His tour has since taken him to places like Albany, N.Y.; El Paso, Texas; Yuma, Ariz.; Chico, Calif., and San Ramon, Calif. Last year he was commissioner of the Pacific League.

“I’ve tried to separate as much as possible to where when I’m on the field all I’m concerned about is giving players an opportunity to be seen so they can be signed by affiliated teams or go to a higher independent league,” he said.

“The knowledge I received from the great managers and coaches and players especially in the Dodger organization, I’ve tried to pass that wisdom on to the guys here. When I’m on the field I never worry about how many people are in the stands or how many hot dogs are being sold.
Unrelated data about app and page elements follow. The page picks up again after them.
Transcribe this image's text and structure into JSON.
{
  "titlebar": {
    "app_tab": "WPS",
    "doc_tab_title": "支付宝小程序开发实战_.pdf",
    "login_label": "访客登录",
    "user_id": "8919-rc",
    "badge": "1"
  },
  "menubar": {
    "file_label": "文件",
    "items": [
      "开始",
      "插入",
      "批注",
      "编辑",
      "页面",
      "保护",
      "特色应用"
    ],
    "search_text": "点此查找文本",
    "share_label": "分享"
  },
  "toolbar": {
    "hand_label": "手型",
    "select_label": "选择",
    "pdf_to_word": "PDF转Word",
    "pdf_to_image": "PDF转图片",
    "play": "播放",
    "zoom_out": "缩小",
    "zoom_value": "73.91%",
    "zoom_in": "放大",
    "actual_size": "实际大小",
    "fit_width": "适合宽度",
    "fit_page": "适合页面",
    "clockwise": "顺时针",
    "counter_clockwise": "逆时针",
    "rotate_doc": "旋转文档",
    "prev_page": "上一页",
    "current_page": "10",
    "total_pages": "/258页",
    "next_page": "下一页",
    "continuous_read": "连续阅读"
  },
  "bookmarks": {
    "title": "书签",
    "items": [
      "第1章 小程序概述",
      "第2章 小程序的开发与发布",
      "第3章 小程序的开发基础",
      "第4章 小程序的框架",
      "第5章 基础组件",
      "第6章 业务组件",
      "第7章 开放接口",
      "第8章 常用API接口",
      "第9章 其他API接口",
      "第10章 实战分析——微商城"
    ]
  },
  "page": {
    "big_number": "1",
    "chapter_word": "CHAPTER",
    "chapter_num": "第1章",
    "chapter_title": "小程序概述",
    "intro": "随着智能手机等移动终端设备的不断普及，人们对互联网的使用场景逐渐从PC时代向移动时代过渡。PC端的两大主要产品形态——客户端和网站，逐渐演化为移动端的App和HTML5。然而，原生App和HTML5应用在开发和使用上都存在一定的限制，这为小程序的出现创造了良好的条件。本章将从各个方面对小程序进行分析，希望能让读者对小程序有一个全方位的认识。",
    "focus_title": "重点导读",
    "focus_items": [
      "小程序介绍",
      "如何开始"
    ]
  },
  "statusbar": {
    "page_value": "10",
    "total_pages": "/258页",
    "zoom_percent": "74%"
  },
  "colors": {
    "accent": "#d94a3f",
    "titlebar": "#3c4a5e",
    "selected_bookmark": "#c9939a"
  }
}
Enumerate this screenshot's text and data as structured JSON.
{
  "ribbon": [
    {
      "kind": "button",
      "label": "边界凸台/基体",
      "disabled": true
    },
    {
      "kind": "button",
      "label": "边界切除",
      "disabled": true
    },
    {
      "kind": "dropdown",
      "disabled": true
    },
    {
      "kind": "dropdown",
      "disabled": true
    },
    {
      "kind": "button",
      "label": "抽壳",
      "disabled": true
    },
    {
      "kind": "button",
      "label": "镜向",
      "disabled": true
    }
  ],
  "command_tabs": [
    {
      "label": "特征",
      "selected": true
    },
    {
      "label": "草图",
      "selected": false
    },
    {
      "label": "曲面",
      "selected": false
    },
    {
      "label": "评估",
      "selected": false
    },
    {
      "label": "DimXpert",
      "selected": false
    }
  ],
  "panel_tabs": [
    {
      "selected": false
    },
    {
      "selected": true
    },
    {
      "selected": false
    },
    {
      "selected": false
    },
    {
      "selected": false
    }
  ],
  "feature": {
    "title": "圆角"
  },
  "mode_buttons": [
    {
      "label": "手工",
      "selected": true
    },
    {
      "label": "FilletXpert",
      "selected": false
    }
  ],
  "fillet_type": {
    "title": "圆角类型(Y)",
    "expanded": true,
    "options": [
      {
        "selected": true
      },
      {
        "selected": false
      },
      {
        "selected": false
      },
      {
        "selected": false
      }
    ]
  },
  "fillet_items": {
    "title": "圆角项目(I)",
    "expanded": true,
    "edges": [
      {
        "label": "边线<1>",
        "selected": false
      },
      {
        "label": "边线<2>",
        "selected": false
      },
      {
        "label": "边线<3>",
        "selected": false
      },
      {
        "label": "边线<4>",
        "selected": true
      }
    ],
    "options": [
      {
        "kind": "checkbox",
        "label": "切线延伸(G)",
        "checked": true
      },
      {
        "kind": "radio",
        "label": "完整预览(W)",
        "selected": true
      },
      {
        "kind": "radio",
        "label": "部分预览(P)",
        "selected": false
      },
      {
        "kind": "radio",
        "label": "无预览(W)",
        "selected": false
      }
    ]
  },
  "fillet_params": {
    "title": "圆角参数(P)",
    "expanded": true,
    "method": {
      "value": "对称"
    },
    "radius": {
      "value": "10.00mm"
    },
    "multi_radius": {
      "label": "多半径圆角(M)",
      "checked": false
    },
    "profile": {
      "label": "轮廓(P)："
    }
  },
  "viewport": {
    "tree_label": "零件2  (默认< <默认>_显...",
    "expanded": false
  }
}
As hard as it is to separate it, when I’m on the field it’s full-time baseball all the time.”

Maybe that’s why Marshall has so thoroughly enjoyed his short time with the Cats, especially a stretch in early July when the team started on a winning streak. It came shortly after turning over half the team and has resulted in one of his most satisfying years in the game.

“There are guys in my position who need the job. They want the security and they want to win,” he said. “Everyone is paid to win. So what I’ve seen in some leagues is you sacrifice by taking players the scouts have seen so many times and aren’t interested in seeing anymore. I try not to have those players.”

After more than 30 years in the game, Marshall thinks Fort Worth might be his final stop though if the Cats will have him longer, he’d consider staying.

“It’s a great stadium; it’s a great staff. We enjoy it here,” he said. “But I would say we’re thinking of getting out of the baseball business. It will be a decision his winter.”

When retirement does come, it likely will be back in California, home state of his wife Mary, who works in sales for the Cats. Son Michael, 25, a mortgage banker who was trading fx in El Paso, played at Stanford and a couple of years in the Philadelphia Phillies’ organization. Daughter Marcheta, 23, works for a venture capital group in San Francisco.

“If it is the last  year I’ve certainly enjoyed it,” Marshall said. “I’m really glad to have gotten the opportunity to be with a great organization and great ball club, a good city and like I said with the team. It’s fun to come to the ball park each night.”